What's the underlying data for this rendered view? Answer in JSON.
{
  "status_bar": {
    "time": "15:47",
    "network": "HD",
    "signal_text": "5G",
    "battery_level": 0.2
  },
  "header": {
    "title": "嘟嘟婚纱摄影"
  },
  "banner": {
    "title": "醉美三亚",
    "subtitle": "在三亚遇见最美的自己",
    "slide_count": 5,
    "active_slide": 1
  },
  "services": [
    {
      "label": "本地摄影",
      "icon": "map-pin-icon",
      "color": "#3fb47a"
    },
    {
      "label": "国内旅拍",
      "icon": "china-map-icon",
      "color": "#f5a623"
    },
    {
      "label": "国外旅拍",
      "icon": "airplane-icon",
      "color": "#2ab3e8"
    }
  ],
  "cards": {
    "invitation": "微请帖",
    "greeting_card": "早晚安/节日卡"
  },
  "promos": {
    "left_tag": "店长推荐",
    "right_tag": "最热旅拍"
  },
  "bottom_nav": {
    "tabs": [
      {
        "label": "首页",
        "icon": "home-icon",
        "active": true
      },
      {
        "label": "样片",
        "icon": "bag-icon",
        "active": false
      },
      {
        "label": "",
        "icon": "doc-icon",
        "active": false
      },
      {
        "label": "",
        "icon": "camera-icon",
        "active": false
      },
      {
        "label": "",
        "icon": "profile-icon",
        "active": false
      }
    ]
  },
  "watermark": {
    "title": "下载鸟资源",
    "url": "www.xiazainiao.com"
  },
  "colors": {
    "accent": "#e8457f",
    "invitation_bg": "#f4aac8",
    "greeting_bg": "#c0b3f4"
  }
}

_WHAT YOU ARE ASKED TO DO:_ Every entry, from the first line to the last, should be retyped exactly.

_FINISHED TASK:_
What's the underlying data for this rendered view? Answer in JSON.
{
  "status_bar": {
    "time": "15:47",
    "network": "HD",
    "signal_text": "5G",
    "battery_level": 0.2
  },
  "header": {
    "title": "嘟嘟婚纱摄影"
  },
  "banner": {
    "title": "醉美三亚",
    "subtitle": "在三亚遇见最美的自己",
    "slide_count": 5,
    "active_slide": 1
  },
  "services": [
    {
      "label": "本地摄影",
      "icon": "map-pin-icon",
      "color": "#3fb47a"
    },
    {
      "label": "国内旅拍",
      "icon": "china-map-icon",
      "color": "#f5a623"
    },
    {
      "label": "国外旅拍",
      "icon": "airplane-icon",
      "color": "#2ab3e8"
    }
  ],
  "cards": {
    "invitation": "微请帖",
    "greeting_card": "早晚安/节日卡"
  },
  "promos": {
    "left_tag": "店长推荐",
    "right_tag": "最热旅拍"
  },
  "bottom_nav": {
    "tabs": [
      {
        "label": "首页",
        "icon": "home-icon",
        "active": true
      },
      {
        "label": "样片",
        "icon": "bag-icon",
        "active": false
      },
      {
        "label": "",
        "icon": "doc-icon",
        "active": false
      },
      {
        "label": "",
        "icon": "camera-icon",
        "active": false
      },
      {
        "label": "",
        "icon": "profile-icon",
        "active": false
      }
    ]
  },
  "watermark": {
    "title": "下载鸟资源",
    "url": "www.xiazainiao.com"
  },
  "colors": {
    "accent": "#e8457f",
    "invitation_bg": "#f4aac8",
    "greeting_bg": "#c0b3f4"
  }
}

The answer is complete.